Lynn Gilbert Fox, Sr. 1928-1998 Who has had the biggest influence on your lives and career?"Our daddy", said Randy Fox, lead singer and one of the three blood brothers of the popular Williamson County Christian-Country quartet, The Fox Brothers. His son's answer is a simple, honest tribute to Lynn Gilbert Fox, Sr., who died in April, 1998, after a long illness. Behind his son's answer is the story of a honest, hard-working father who devoted his life to God; his family; and his work. Mr. Fox, Sr., was born in 1928 in a sturdy frame house near the intersection of Bending Chestnut Road and Garrison Road where the Fox family grocery store stands today. A few years after graduating from Hillsborough High School in the Leiper's Fork community, he was drafted into the U.S. Army and was sent to Korea near the end of the Korean Conflict. He was stationed there for two years. When he returned to Bending Chestnut in 1952, he married his sweetheart, Mildred Irene Dugan, on December 24, 1952.
Their first son, Lynn, was born in September, 1953. Two other sons, Randy and Roy, were born a few years later, establishing the Fox family. The same year his son Lynn was born, Mr. Fox went into the lumber business with his brother, T.C. Fox, and became the co-owner of The Fox Brothers' Sawmill, which they operated together until a few months before Mr. Fox's death. It was in this hot, dusty working-man environment that Mr. Fox began to teach his sons the values and human relations skills that they use as entertainers today as they travel around the country, performing Country, Christian-Country and Gospel music as "The Fox Brothers". As kids, in the summer, we would work there, said Randy. We'd deliver lumber and sawdust - whatever needed to be done. It taught us the importance of relating to people, especially how to relate to farmers; and that's who we deal with now on the road. Roy said that his father taught them to do things right, and do the very best that you can do. He did this by teaching his sons to take care of the land on which they cut timber. They used mules for logging as long as it was feasible, Roy said. He didn't like the way that heavy equipment would mess up the land. Not only did Mr. Fox make an impression on his sons through his lumber business, he also impressed his friends and the business people with whom he worked. He gave us work, when we were just starting our company, said Don Summers of Summers Lumber & Timber Company in Nashville, who inspected and sold walnut lumber for Mr. Fox. He'd give us lumber on consignment.

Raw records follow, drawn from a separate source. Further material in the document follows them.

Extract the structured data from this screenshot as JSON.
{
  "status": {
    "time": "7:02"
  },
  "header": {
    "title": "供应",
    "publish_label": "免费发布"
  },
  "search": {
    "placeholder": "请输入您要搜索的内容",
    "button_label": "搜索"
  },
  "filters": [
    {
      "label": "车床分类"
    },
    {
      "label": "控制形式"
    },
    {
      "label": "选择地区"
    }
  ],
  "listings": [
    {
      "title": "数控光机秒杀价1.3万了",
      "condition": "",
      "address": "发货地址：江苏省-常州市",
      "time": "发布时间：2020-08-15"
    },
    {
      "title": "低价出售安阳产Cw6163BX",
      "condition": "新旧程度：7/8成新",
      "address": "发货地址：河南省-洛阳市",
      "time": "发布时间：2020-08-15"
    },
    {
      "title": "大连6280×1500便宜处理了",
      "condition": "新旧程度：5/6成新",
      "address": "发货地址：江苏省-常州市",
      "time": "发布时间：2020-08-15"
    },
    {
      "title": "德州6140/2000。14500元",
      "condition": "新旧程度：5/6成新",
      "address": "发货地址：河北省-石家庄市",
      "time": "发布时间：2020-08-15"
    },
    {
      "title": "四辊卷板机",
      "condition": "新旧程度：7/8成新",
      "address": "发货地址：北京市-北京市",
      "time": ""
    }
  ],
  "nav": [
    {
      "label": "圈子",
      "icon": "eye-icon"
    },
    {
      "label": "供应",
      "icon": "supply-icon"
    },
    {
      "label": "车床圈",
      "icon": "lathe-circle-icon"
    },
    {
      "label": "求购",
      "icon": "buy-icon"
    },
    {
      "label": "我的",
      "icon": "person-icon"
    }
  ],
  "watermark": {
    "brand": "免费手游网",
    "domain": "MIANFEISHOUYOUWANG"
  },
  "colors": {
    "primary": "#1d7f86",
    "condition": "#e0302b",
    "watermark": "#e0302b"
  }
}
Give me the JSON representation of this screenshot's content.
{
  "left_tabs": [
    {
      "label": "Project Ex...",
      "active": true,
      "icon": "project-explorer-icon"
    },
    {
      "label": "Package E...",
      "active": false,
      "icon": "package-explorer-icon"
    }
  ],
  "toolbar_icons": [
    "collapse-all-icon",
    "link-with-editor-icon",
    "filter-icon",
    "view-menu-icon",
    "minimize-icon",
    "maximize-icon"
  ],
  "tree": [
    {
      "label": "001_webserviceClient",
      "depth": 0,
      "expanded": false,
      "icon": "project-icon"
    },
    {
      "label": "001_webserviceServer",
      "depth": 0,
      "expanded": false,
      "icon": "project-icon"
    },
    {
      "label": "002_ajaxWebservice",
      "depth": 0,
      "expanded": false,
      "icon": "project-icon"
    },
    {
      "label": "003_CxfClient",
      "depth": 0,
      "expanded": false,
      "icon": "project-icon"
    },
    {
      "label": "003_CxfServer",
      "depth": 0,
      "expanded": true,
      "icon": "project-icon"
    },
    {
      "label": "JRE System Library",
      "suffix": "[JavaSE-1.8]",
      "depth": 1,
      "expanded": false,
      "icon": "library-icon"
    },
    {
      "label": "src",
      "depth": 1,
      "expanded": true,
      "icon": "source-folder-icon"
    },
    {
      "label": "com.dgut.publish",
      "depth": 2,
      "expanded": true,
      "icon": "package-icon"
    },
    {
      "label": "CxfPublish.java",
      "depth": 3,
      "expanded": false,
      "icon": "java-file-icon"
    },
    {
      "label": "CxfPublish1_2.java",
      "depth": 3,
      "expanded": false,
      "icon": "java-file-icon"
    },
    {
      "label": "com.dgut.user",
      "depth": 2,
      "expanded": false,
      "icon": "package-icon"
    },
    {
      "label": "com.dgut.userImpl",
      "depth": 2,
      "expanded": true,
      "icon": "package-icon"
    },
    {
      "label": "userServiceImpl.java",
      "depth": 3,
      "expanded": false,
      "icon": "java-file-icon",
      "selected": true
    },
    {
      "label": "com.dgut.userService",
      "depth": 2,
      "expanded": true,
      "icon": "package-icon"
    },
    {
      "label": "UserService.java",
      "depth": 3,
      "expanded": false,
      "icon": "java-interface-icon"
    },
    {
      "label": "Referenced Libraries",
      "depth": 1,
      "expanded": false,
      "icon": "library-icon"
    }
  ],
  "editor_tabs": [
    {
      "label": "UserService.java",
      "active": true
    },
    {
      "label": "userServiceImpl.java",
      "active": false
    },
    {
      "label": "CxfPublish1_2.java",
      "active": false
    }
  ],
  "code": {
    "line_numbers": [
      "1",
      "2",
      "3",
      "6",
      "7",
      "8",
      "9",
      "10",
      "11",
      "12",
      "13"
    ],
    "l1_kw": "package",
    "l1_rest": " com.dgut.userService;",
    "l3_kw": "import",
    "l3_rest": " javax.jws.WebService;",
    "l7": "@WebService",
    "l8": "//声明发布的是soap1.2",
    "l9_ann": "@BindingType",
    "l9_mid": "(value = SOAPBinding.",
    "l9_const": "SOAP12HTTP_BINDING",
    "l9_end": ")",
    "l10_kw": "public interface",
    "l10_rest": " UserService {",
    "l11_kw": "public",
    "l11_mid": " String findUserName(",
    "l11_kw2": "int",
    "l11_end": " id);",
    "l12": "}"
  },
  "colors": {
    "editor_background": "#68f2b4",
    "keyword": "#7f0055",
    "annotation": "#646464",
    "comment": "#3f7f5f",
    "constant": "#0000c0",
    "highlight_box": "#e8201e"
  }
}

He was one of the most honest, kind and God-fearing men you'd ever run into. Mr. Fox also instilled in his sons the importance of faith, Roy said.